#### EXTRACTED MATERIAL

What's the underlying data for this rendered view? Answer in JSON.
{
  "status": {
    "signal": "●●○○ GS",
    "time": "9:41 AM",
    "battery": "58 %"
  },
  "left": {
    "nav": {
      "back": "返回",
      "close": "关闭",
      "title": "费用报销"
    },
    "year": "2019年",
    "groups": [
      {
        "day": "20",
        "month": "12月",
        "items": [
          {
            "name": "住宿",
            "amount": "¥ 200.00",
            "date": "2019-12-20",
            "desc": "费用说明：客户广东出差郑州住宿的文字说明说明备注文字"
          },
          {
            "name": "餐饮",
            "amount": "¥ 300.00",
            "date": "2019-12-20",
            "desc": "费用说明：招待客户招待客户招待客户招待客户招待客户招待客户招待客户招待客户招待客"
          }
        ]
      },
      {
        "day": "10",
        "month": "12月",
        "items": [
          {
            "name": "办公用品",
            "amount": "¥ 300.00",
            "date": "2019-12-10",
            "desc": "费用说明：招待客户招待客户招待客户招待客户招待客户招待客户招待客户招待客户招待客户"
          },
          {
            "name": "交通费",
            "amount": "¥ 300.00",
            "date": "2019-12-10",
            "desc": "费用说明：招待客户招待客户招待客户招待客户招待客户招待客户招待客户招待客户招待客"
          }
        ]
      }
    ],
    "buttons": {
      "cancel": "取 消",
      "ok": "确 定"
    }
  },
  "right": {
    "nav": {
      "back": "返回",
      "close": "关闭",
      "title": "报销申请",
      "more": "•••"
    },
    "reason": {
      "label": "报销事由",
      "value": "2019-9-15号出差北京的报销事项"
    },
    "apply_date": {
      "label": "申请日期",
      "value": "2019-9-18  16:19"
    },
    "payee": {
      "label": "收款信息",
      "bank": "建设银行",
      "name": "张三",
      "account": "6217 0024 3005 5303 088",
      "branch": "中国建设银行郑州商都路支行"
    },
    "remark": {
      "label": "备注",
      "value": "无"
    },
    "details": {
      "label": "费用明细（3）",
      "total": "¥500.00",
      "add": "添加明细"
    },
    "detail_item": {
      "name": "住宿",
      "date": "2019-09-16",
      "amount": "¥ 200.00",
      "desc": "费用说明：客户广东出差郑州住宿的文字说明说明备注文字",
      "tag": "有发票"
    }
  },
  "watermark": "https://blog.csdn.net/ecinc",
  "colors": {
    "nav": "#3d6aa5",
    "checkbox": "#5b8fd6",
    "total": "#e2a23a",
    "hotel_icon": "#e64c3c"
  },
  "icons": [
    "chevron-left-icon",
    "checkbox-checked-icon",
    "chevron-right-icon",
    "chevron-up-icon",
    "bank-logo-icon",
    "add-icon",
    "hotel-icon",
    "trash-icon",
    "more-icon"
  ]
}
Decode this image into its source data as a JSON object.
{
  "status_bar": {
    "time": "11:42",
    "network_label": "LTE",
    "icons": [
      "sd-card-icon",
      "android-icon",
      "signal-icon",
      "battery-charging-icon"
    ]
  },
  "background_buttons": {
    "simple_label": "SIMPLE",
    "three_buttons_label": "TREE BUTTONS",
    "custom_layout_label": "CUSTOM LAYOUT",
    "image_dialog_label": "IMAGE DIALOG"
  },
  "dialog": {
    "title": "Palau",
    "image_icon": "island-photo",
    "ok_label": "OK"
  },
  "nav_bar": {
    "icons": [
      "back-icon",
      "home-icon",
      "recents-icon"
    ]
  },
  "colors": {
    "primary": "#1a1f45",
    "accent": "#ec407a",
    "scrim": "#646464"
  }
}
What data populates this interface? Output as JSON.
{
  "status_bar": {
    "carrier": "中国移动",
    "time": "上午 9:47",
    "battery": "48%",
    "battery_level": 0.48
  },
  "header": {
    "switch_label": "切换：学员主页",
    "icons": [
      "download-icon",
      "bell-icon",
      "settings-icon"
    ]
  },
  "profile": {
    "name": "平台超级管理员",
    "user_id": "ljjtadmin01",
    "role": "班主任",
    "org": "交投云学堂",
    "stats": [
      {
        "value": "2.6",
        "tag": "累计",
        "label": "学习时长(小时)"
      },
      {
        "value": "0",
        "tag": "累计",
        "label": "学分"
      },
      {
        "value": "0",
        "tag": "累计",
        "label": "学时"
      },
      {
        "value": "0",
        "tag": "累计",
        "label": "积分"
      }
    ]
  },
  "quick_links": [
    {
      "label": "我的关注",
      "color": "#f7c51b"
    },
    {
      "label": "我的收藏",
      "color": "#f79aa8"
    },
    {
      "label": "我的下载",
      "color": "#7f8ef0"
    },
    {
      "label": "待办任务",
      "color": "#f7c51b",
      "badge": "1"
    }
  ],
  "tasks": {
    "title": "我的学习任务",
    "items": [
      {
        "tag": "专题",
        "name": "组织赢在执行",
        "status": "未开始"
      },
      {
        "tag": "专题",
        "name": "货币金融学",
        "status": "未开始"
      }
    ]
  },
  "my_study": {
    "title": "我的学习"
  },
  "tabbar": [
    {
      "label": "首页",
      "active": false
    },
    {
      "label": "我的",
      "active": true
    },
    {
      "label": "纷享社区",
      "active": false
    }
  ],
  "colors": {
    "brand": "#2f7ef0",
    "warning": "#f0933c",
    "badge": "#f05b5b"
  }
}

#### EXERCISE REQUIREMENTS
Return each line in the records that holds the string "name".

#### RESPONSE BELOW
            "name": "住宿",
            "name": "餐饮",
            "name": "办公用品",
            "name": "交通费",
      "name": "张三",
      "name": "住宿",
    "name": "平台超级管理员",
        "name": "组织赢在执行",
        "name": "货币金融学",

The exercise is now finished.